For testing a single page (url) performance, is a great tool. After measuring the performance with this tool, it provides us with some useful methods on how to improve our web vitals scores. One of the methods it suggests is to reduce the initial response time. For this we could use Next.js dynamic imports. It's a handy way to load components and libraries only when those are needed. Therefore we could use the dynamic imports when we are loading components conditionally. This will also slightly reduce the build size.

const DynamicCatchesSection = dynamic(async () =>
  title="This is title"


Before: Lighthouse Performance Desktop Before

After: Lighthouse Performance Desktop After As you can see, our performance is quite good and the LCP score in particular has improved a lot compared to the earlier version.

Note: The performance is tested in Lighthouse using Desktop mode. Scores can be different from time to time and for mobile devices this score will be considerably lower since the mobile has fewer resources than Desktop devices.

Below are a few more things you can try to improve the overall performance of a Next.js application.

Next.js image

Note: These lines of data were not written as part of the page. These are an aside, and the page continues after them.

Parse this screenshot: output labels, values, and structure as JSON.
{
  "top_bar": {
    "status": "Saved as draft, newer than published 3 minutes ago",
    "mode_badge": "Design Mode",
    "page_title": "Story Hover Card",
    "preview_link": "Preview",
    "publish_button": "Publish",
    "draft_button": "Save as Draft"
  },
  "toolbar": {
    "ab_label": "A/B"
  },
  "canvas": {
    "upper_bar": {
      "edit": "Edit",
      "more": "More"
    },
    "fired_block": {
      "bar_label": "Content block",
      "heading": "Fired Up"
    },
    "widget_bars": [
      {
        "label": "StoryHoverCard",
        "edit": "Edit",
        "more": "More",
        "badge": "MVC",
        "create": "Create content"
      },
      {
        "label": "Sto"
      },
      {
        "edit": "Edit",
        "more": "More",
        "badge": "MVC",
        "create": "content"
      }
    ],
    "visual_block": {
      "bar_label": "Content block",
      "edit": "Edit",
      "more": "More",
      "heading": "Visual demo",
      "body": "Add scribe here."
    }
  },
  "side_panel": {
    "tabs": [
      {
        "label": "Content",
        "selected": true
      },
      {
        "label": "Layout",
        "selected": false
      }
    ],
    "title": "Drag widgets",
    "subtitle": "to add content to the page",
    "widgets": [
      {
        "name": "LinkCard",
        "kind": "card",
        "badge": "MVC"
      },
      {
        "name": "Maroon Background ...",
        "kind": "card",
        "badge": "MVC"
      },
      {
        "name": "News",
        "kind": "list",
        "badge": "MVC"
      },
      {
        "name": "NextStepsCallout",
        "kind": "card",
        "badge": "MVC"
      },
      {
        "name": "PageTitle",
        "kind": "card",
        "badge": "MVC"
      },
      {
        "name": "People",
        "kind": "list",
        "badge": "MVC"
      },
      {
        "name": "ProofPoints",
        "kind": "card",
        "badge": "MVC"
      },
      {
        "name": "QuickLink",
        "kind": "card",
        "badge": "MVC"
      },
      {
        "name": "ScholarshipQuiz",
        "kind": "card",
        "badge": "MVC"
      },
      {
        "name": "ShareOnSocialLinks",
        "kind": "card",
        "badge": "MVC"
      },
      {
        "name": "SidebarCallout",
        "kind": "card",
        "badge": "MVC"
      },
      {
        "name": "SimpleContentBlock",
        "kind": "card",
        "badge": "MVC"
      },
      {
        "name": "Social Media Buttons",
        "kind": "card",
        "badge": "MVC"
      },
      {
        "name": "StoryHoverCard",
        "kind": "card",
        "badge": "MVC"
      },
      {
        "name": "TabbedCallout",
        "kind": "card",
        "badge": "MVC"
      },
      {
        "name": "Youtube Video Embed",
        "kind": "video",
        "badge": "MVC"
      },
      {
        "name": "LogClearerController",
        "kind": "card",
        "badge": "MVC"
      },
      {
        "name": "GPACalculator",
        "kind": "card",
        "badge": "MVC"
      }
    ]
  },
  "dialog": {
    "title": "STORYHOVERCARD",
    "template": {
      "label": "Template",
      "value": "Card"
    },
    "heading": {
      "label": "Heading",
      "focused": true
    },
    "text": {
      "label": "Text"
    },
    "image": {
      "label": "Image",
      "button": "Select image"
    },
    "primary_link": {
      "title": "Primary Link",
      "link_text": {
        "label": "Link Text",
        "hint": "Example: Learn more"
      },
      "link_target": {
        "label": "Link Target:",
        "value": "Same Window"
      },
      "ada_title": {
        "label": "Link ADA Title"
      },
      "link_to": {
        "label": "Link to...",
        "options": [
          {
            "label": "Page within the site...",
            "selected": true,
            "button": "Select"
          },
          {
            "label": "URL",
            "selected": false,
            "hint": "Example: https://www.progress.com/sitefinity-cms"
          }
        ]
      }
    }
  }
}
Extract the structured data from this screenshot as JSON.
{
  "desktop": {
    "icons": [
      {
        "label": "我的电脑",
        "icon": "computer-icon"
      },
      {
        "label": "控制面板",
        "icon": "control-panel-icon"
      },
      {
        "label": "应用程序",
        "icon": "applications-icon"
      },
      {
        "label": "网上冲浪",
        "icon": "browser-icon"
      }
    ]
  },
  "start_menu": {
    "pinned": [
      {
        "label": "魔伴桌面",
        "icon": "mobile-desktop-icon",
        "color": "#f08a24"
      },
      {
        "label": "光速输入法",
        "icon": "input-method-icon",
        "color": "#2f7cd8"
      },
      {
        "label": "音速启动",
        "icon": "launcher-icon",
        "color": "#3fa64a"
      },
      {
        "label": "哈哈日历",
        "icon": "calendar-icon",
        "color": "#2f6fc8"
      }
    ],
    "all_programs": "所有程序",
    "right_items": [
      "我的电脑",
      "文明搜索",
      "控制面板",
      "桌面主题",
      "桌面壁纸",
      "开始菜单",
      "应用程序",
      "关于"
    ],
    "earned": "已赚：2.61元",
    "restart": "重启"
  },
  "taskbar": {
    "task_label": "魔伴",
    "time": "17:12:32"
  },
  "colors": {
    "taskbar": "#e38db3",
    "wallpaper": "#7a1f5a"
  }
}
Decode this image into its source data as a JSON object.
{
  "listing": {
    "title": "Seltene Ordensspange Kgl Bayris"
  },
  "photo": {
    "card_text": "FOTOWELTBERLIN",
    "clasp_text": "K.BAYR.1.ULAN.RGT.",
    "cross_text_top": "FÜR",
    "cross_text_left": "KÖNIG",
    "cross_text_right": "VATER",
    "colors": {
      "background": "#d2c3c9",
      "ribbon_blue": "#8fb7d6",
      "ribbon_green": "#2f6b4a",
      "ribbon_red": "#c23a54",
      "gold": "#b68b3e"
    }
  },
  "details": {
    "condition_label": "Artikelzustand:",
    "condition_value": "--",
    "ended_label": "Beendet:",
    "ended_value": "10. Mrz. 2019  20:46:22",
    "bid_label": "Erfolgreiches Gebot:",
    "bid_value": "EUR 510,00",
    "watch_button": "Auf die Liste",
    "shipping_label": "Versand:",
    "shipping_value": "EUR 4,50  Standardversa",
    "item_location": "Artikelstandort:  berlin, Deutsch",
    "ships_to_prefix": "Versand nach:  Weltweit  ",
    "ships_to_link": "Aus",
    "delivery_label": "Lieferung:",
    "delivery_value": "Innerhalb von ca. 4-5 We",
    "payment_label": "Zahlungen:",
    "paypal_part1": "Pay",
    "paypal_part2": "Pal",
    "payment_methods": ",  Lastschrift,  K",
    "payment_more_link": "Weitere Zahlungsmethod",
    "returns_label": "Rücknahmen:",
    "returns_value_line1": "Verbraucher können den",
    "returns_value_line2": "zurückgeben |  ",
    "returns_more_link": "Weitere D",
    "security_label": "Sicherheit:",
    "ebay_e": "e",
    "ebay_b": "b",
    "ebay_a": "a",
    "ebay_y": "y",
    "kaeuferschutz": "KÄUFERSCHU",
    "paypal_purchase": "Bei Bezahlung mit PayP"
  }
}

Next.js also has provide us a good image component (next/image). Check it out here They are also experimenting on a new image component - next/future/image with the help from user's feedback. It will be good to keep an eye on this one since it might help us to improve the performance of the image even more.

Static & Incremental Static Regeneration (ISR)

Next.js static pages are really important since they will pre-render at build time. We can use static pages by exporting a function called getStaticProps. ISR pages in Next.js have also helped us a lot in improving the overall performance of our application. You can read more about it in the Next.js docs

The future of Web Vitals

Google has mentioned earlier that they will be reevaluating Core Web Vitals every year and there has been some indications that FID might be replaced with one of items below.

  • Responsiveness of all user inputs, rather than just the very first one
  • The full duration of the event, rather than just the delay
  • Events that happen as part of the same user interaction, together with the entire duration of that process
  • An aggregate score for all interactions that happen during the full lifecycle of a web page

I believe it's good to keep an eye on this since it's good to be aware of the changes early to get ahead of the competition.


performance Web Development Next.js web-vitals